The Atomic bombings of Hiroshima and Nagasaki were nuclear attacks on the Empire of Japan during World War II (WWII).
The United States and the Allies were fighting against Japan and slowly winning. Truman ordered these attacks on August 6 and 9, 1945. The atomic bombs had been created through the Manhattan Project.
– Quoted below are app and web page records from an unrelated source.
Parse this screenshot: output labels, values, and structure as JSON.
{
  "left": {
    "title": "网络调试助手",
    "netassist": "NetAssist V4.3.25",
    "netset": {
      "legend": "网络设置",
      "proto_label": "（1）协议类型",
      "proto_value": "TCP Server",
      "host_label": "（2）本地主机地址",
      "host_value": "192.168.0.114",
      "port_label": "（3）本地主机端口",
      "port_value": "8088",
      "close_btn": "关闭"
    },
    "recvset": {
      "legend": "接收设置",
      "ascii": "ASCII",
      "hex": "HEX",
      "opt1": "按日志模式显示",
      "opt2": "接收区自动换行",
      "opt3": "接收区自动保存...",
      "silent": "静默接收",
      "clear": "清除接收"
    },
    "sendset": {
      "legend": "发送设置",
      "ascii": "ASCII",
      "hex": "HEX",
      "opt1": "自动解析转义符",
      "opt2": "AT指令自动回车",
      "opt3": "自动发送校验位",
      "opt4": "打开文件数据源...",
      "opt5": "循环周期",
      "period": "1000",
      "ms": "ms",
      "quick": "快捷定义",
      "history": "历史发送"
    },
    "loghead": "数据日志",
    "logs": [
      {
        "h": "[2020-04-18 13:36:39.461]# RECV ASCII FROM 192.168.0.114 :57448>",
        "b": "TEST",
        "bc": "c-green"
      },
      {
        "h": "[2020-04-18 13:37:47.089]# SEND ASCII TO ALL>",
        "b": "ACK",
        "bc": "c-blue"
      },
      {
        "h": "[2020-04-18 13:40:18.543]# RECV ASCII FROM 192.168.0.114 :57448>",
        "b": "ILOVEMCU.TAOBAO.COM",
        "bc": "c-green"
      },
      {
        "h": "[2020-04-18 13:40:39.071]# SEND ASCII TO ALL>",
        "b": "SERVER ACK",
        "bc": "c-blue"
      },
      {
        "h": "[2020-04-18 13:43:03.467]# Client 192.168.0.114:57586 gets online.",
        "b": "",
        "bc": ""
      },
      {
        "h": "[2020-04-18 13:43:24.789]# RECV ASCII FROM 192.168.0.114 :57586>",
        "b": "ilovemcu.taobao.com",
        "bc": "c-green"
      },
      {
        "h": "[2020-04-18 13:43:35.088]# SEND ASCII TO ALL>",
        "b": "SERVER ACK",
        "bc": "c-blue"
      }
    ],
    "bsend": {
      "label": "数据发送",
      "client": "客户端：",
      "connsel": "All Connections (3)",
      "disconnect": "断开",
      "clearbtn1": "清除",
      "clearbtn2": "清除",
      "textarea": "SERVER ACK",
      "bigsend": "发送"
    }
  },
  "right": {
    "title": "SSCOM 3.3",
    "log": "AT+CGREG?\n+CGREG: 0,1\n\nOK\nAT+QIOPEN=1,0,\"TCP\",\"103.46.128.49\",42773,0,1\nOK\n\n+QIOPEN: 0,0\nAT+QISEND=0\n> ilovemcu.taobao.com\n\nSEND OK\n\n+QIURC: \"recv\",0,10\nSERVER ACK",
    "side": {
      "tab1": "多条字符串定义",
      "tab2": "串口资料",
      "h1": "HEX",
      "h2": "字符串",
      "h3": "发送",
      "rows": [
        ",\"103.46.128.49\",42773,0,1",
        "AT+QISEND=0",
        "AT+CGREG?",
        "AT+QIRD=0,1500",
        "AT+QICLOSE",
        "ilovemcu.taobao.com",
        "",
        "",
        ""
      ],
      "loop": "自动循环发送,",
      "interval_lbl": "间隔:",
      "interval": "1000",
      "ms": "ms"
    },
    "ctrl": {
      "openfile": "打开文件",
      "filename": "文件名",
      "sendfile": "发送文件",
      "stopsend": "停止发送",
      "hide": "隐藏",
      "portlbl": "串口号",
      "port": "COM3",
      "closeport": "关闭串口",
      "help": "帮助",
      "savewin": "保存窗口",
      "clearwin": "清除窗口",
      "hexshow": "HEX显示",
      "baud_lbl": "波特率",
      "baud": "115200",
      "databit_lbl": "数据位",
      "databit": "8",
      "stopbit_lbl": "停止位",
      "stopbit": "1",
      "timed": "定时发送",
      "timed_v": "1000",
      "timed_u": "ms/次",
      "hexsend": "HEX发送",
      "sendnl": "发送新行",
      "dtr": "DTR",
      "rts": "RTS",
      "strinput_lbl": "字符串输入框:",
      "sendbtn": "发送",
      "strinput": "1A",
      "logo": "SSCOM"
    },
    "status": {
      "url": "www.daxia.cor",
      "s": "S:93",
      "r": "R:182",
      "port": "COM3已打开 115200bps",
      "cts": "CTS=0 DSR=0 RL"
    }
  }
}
The first bomb was called Little Boy, and was to be dropped on Hiroshima, and the second bomb was called Fat Man, and was to be dropped on Nagasaki.
Such a warning shot could have persuaded the Japanese to end the war, and its humane nature would have enhanced the US’s moral standing.
The atomic bombings are often framed as the only alternative to a land invasion of a Japan that wouldn’t surrender under any but the most-dire circumstances.
Hiroshima and Nagasaki were chosen for several reasons.
First, both cities were unsuitable for firebombing, mainly due to the river deltas preventing firestorms from being very effective.
One early study estimated 40,000 American soldiers’ deaths, yet President Harry Truman and others soon spoke of “half a million.”But the A-bombs’ advent automatically changed that, allowing the US to wield the threat of nuclear attack.
With the first device tested and proven in July 1945, and numerous others being readied early in August, America could have used their power as a new dimension of threat—rather than crudely dropping the bombs as mass killers.
Properly used as threats to ensure quick surrender, the A-bombs could have prevented virtually all further deaths in Japan—of Americans, Japanese and any others, from invasion, firebombing, A-bombing and ground warfare.
That is, of course, precisely what the A-bombs did achieve.